→ **Task requirements**
Each record should be copied exactly into the answer, and no picture should go with it.
↓↓↓
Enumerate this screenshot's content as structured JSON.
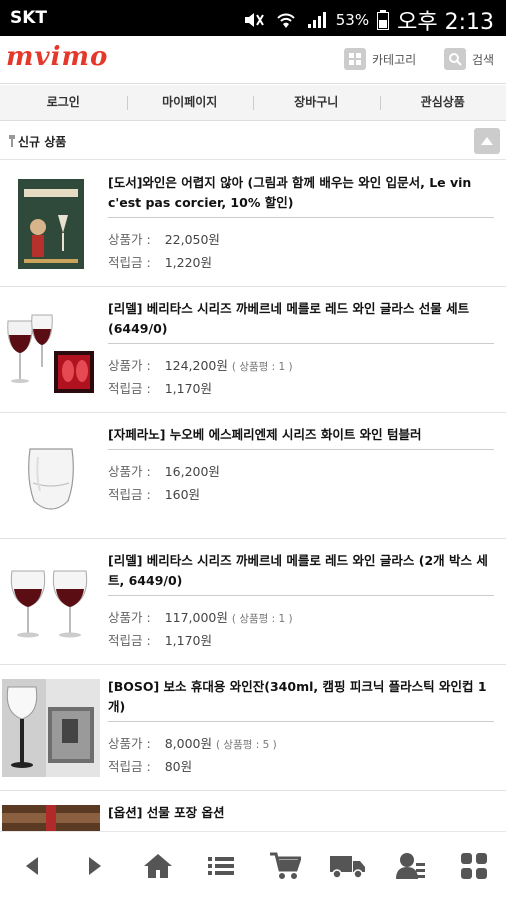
{
  "status_bar": {
    "carrier": "SKT",
    "battery": "53%",
    "time": "오후 2:13"
  },
  "header": {
    "logo": "mvimo",
    "category_label": "카테고리",
    "search_label": "검색"
  },
  "nav": {
    "items": [
      "로그인",
      "마이페이지",
      "장바구니",
      "관심상품"
    ]
  },
  "section": {
    "title": "신규 상품"
  },
  "labels": {
    "price": "상품가 :",
    "points": "적립금 :"
  },
  "products": [
    {
      "name": "[도서]와인은 어렵지 않아 (그림과 함께 배우는 와인 입문서, Le vin c'est pas corcier, 10% 할인)",
      "price": "22,050원",
      "reviews": "",
      "points": "1,220원",
      "thumb": "book"
    },
    {
      "name": "[리델] 베리타스 시리즈 까베르네 메를로 레드 와인 글라스 선물 세트(6449/0)",
      "price": "124,200원",
      "reviews": "( 상품평 : 1 )",
      "points": "1,170원",
      "thumb": "glass-box"
    },
    {
      "name": "[자페라노] 누오베 에스페리엔제 시리즈 화이트 와인 텀블러",
      "price": "16,200원",
      "reviews": "",
      "points": "160원",
      "thumb": "tumbler"
    },
    {
      "name": "[리델] 베리타스 시리즈 까베르네 메를로 레드 와인 글라스 (2개 박스 세트, 6449/0)",
      "price": "117,000원",
      "reviews": "( 상품평 : 1 )",
      "points": "1,170원",
      "thumb": "two-glasses"
    },
    {
      "name": "[BOSO] 보소 휴대용 와인잔(340ml, 캠핑 피크닉 플라스틱 와인컵 1개)",
      "price": "8,000원",
      "reviews": "( 상품평 : 5 )",
      "points": "80원",
      "thumb": "plastic-glass"
    },
    {
      "name": "[옵션] 선물 포장 옵션",
      "thumb": "gift-wrap"
    }
  ],
  "colors": {
    "brand": "#e4382a",
    "statusbar_bg": "#000000",
    "nav_bg": "#f4f4f4",
    "icon_gray": "#555555"
  },
  "bottom_nav": {
    "icons": [
      "back-icon",
      "forward-icon",
      "home-icon",
      "menu-list-icon",
      "cart-icon",
      "delivery-truck-icon",
      "my-account-icon",
      "grid-icon"
    ]
  }
}
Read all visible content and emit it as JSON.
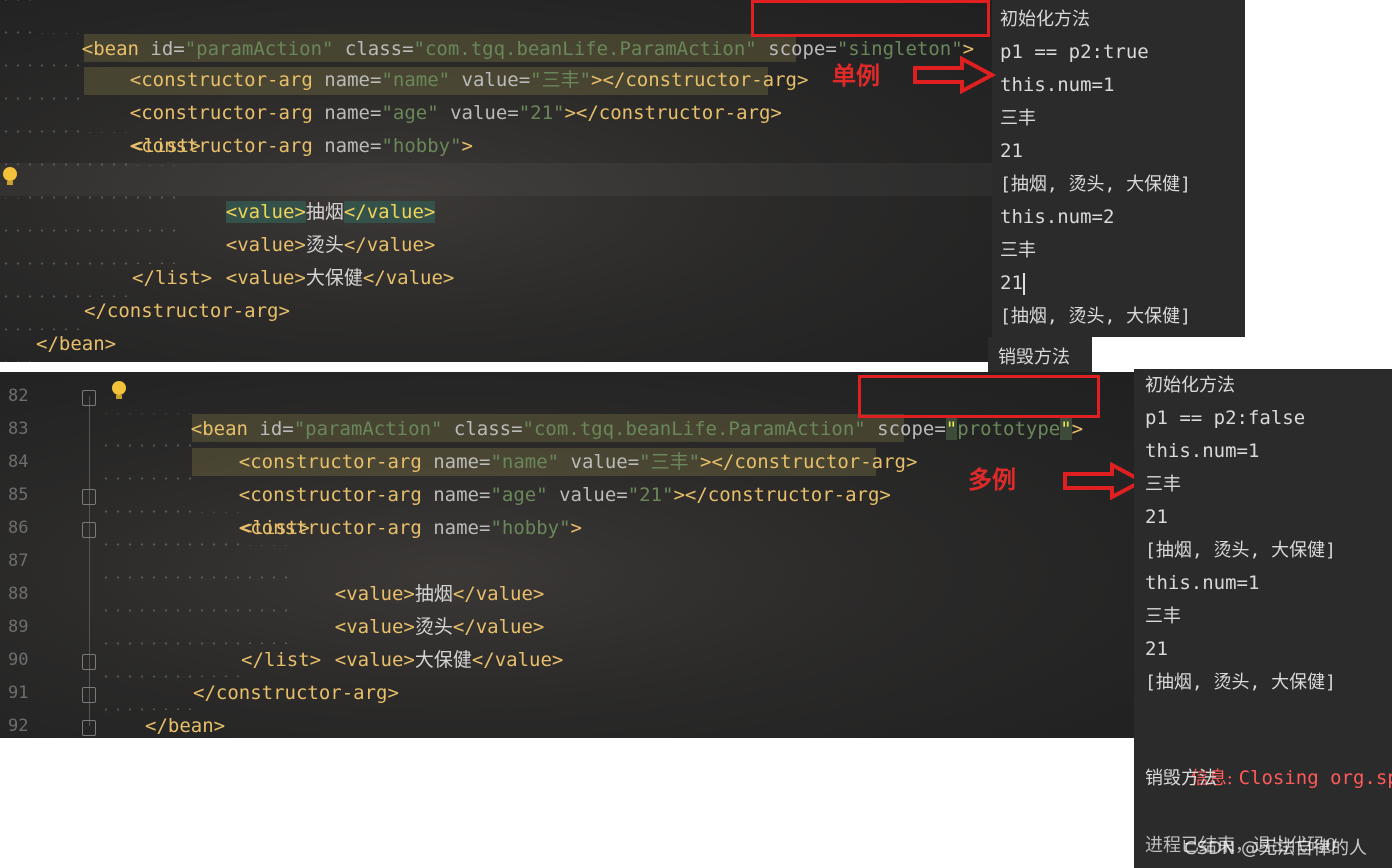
{
  "top_editor": {
    "lines": [
      {
        "open": "<bean ",
        "parts": [
          [
            "attr",
            "id="
          ],
          [
            "str",
            "\"paramAction\""
          ],
          [
            "txt",
            " "
          ],
          [
            "attr",
            "class="
          ],
          [
            "str",
            "\"com.tgq.beanLife.ParamAction\""
          ],
          [
            "txt",
            " "
          ]
        ],
        "scope_attr": "scope=",
        "scope_val": "\"singleton\"",
        "close": ">"
      },
      {
        "text1": "<constructor-arg ",
        "a1": "name=",
        "v1": "\"name\"",
        "a2": " value=",
        "v2": "\"三丰\"",
        "end": "></constructor-arg>"
      },
      {
        "text1": "<constructor-arg ",
        "a1": "name=",
        "v1": "\"age\"",
        "a2": " value=",
        "v2": "\"21\"",
        "end": "></constructor-arg>"
      },
      {
        "text1": "<constructor-arg ",
        "a1": "name=",
        "v1": "\"hobby\"",
        "end": ">"
      },
      {
        "text": "<list>"
      },
      {
        "pre": "<value>",
        "val": "抽烟",
        "post": "</value>"
      },
      {
        "pre": "<value>",
        "val": "烫头",
        "post": "</value>"
      },
      {
        "pre": "<value>",
        "val": "大保健",
        "post": "</value>"
      },
      {
        "text": "</list>"
      },
      {
        "text": "</constructor-arg>"
      },
      {
        "text": "</bean>"
      }
    ]
  },
  "top_console": {
    "lines": [
      "初始化方法",
      "p1 == p2:true",
      "this.num=1",
      "三丰",
      "21",
      "[抽烟, 烫头, 大保健]",
      "this.num=2",
      "三丰",
      "21",
      "[抽烟, 烫头, 大保健]"
    ],
    "destroy": "销毁方法"
  },
  "label_singleton": "单例",
  "label_prototype": "多例",
  "bottom_editor": {
    "line_numbers": [
      "82",
      "83",
      "84",
      "85",
      "86",
      "87",
      "88",
      "89",
      "90",
      "91",
      "92"
    ],
    "scope_attr": "scope=",
    "scope_q1": "\"",
    "scope_val": "prototype",
    "scope_q2": "\"",
    "bean_open": "<bean ",
    "id_attr": "id=",
    "id_val": "\"paramAction\"",
    "class_attr": " class=",
    "class_val": "\"com.tgq.beanLife.ParamAction\"",
    "close": ">"
  },
  "bottom_console": {
    "lines": [
      "初始化方法",
      "p1 == p2:false",
      "this.num=1",
      "三丰",
      "21",
      "[抽烟, 烫头, 大保健]",
      "this.num=1",
      "三丰",
      "21",
      "[抽烟, 烫头, 大保健]"
    ],
    "info_label": "信息: ",
    "info_msg": "Closing org.spri",
    "destroy": "销毁方法",
    "exit": "进程已结束，退出代码0",
    "watermark": "CSDN @无法自律的人"
  },
  "colors": {
    "red": "#e02020",
    "tag": "#e8bf6a",
    "string": "#6a8759",
    "console_bg": "#2b2b2b"
  }
}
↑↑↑
→ **Output**
Enumerate this screenshot's content as structured JSON.
{
  "status_bar": {
    "carrier": "SKT",
    "battery": "53%",
    "time": "오후 2:13"
  },
  "header": {
    "logo": "mvimo",
    "category_label": "카테고리",
    "search_label": "검색"
  },
  "nav": {
    "items": [
      "로그인",
      "마이페이지",
      "장바구니",
      "관심상품"
    ]
  },
  "section": {
    "title": "신규 상품"
  },
  "labels": {
    "price": "상품가 :",
    "points": "적립금 :"
  },
  "products": [
    {
      "name": "[도서]와인은 어렵지 않아 (그림과 함께 배우는 와인 입문서, Le vin c'est pas corcier, 10% 할인)",
      "price": "22,050원",
      "reviews": "",
      "points": "1,220원",
      "thumb": "book"
    },
    {
      "name": "[리델] 베리타스 시리즈 까베르네 메를로 레드 와인 글라스 선물 세트(6449/0)",
      "price": "124,200원",
      "reviews": "( 상품평 : 1 )",
      "points": "1,170원",
      "thumb": "glass-box"
    },
    {
      "name": "[자페라노] 누오베 에스페리엔제 시리즈 화이트 와인 텀블러",
      "price": "16,200원",
      "reviews": "",
      "points": "160원",
      "thumb": "tumbler"
    },
    {
      "name": "[리델] 베리타스 시리즈 까베르네 메를로 레드 와인 글라스 (2개 박스 세트, 6449/0)",
      "price": "117,000원",
      "reviews": "( 상품평 : 1 )",
      "points": "1,170원",
      "thumb": "two-glasses"
    },
    {
      "name": "[BOSO] 보소 휴대용 와인잔(340ml, 캠핑 피크닉 플라스틱 와인컵 1개)",
      "price": "8,000원",
      "reviews": "( 상품평 : 5 )",
      "points": "80원",
      "thumb": "plastic-glass"
    },
    {
      "name": "[옵션] 선물 포장 옵션",
      "thumb": "gift-wrap"
    }
  ],
  "colors": {
    "brand": "#e4382a",
    "statusbar_bg": "#000000",
    "nav_bg": "#f4f4f4",
    "icon_gray": "#555555"
  },
  "bottom_nav": {
    "icons": [
      "back-icon",
      "forward-icon",
      "home-icon",
      "menu-list-icon",
      "cart-icon",
      "delivery-truck-icon",
      "my-account-icon",
      "grid-icon"
    ]
  }
}
Read all visible content and emit it as JSON.
{
  "top_editor": {
    "lines": [
      {
        "open": "<bean ",
        "parts": [
          [
            "attr",
            "id="
          ],
          [
            "str",
            "\"paramAction\""
          ],
          [
            "txt",
            " "
          ],
          [
            "attr",
            "class="
          ],
          [
            "str",
            "\"com.tgq.beanLife.ParamAction\""
          ],
          [
            "txt",
            " "
          ]
        ],
        "scope_attr": "scope=",
        "scope_val": "\"singleton\"",
        "close": ">"
      },
      {
        "text1": "<constructor-arg ",
        "a1": "name=",
        "v1": "\"name\"",
        "a2": " value=",
        "v2": "\"三丰\"",
        "end": "></constructor-arg>"
      },
      {
        "text1": "<constructor-arg ",
        "a1": "name=",
        "v1": "\"age\"",
        "a2": " value=",
        "v2": "\"21\"",
        "end": "></constructor-arg>"
      },
      {
        "text1": "<constructor-arg ",
        "a1": "name=",
        "v1": "\"hobby\"",
        "end": ">"
      },
      {
        "text": "<list>"
      },
      {
        "pre": "<value>",
        "val": "抽烟",
        "post": "</value>"
      },
      {
        "pre": "<value>",
        "val": "烫头",
        "post": "</value>"
      },
      {
        "pre": "<value>",
        "val": "大保健",
        "post": "</value>"
      },
      {
        "text": "</list>"
      },
      {
        "text": "</constructor-arg>"
      },
      {
        "text": "</bean>"
      }
    ]
  },
  "top_console": {
    "lines": [
      "初始化方法",
      "p1 == p2:true",
      "this.num=1",
      "三丰",
      "21",
      "[抽烟, 烫头, 大保健]",
      "this.num=2",
      "三丰",
      "21",
      "[抽烟, 烫头, 大保健]"
    ],
    "destroy": "销毁方法"
  },
  "label_singleton": "单例",
  "label_prototype": "多例",
  "bottom_editor": {
    "line_numbers": [
      "82",
      "83",
      "84",
      "85",
      "86",
      "87",
      "88",
      "89",
      "90",
      "91",
      "92"
    ],
    "scope_attr": "scope=",
    "scope_q1": "\"",
    "scope_val": "prototype",
    "scope_q2": "\"",
    "bean_open": "<bean ",
    "id_attr": "id=",
    "id_val": "\"paramAction\"",
    "class_attr": " class=",
    "class_val": "\"com.tgq.beanLife.ParamAction\"",
    "close": ">"
  },
  "bottom_console": {
    "lines": [
      "初始化方法",
      "p1 == p2:false",
      "this.num=1",
      "三丰",
      "21",
      "[抽烟, 烫头, 大保健]",
      "this.num=1",
      "三丰",
      "21",
      "[抽烟, 烫头, 大保健]"
    ],
    "info_label": "信息: ",
    "info_msg": "Closing org.spri",
    "destroy": "销毁方法",
    "exit": "进程已结束，退出代码0",
    "watermark": "CSDN @无法自律的人"
  },
  "colors": {
    "red": "#e02020",
    "tag": "#e8bf6a",
    "string": "#6a8759",
    "console_bg": "#2b2b2b"
  }
}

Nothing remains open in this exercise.